The service is capable of up to 10 Mbps down, with an average of around 3-6 Mbps. That’s probably a few times faster than any 3G wireless data service you’ve used in the US. Leading up the public launch, select developers will be given free access, provided they live or work in the so called "Innovation Network" coverage area. They need only purchase a $50 USB modem. Certainly a good deal if you’re a developer who wants to work with WiMAX. So, how much would you pay for WiMAX service like this?
No doubt helped in large part by the explosive growth of netbooks (and, by association, Atom processors), Intel in the second quarter pushed its lead over AMD and everyone else to levels not seen in nearly four years, says market research firm iSuppli.
The No. 1 chip maker accounted for 80.6 percent of global microprocessor revenue, compared to 79.1 percent during the same period in 2008. That was enough to give Intel its largest share of global microprocessor revenue since the third quarter of 2005, when it claimed 82.4 percent of revenue.
Even still, Intel actually suffered a decline in microprocessor revenue compared to a year ago due to still stagnant PC shipments, noted Matthew Wilkins, principal analyst of compute platforms research for iSuppli. But so did AMD, whose Q2 market share stands at a distant 11.5 percent.
Its next-generation microprocessors, which are based on its Westmere microarchitecture, are codenamed Clarkdale (desktop version) and Arrandale (notebook version). The “Dales” chips are a multi-chip solution featuring 45nm integrated graphics cores. Intel is also expected to shed light on a new system-on-chip technology, besides announcing transistor improvements. The event might also feature some updates on the company’s Larrabee platform.
Times are good for Intel, who continues to dominate the desktop market with its Core i5/i7 platform and pretty much owns the netbook sector with its Atom lineup, but big changes are expected to take place behind the scenes, The Wall Street Journal (WSJ) reports.

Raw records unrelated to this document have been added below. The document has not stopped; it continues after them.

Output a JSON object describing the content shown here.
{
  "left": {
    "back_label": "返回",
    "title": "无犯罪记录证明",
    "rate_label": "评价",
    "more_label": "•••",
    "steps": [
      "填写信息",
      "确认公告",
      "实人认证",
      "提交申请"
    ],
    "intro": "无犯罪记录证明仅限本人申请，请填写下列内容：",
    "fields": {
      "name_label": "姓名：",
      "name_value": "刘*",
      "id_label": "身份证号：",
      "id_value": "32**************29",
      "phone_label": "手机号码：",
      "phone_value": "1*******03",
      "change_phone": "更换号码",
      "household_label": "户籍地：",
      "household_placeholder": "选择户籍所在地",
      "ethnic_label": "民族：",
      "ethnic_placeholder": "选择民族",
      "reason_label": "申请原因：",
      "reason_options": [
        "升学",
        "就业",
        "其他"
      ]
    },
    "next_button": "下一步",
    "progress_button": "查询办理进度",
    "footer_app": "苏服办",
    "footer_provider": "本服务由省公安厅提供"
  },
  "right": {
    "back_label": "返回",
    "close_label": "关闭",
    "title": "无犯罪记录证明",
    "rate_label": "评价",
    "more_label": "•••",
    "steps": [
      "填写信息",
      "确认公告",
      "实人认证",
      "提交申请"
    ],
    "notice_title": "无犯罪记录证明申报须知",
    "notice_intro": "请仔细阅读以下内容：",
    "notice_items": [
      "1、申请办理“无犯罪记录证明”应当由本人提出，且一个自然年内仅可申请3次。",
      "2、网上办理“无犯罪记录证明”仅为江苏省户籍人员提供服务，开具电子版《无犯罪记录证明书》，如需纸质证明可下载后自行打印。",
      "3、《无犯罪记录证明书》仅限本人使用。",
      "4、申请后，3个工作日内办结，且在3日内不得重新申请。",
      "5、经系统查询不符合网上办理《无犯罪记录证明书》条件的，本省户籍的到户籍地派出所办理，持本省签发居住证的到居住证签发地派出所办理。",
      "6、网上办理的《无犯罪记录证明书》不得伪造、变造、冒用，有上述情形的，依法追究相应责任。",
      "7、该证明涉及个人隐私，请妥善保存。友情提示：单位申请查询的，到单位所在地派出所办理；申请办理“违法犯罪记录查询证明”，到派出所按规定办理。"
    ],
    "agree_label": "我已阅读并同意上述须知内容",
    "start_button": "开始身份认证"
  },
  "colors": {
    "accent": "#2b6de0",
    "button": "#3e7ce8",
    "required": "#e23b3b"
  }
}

According to the report, Intel today is expected to announce that Pat Gelsinger, the senior vice president in charge of Intel's enterprise group, is walking away from the company after 30 years of service in a number of roles. He's found new employment over at EMC, where he will head up the company's storage product operations.
Sean Maloney, Intel's head of sales and marketing, will see his role increase. Following Geisinger's departure, Maloney will be in charge of all of Intel's major chip business, including PC, graphics, and server processors.
Stock cooling is for chumps, but until cooling manufacturers either update their existing coolers with socket 1156 brackets or come out with new products that support the Core i5 platform, you might not have much choice. Enter Asetek, who just launched a liquid cooling system capable of cooling every major Intel socket currently available.
“Asetek’s robust liquid cooling can now easily be configured for any Intel desktop motherboard. A single mounting ring enables flexible manufacturing in both high and low volume PC manufacturing settings,” said Gary Baum, Asetek's SVP of Marketing. "The new retention ring helps our OEM customers reduce inventory costs by providing a single solution to support Intel's entire mix of socket types."
The one-size-fits-all mounting bracket features a single mounting ring and multiple screw inserts so there's no fumbling around the box to find the correct part.
No word yet on price or availability, but if past products are any indication, expect to see Asetek's new liquid cooler used primarily in OEM systems.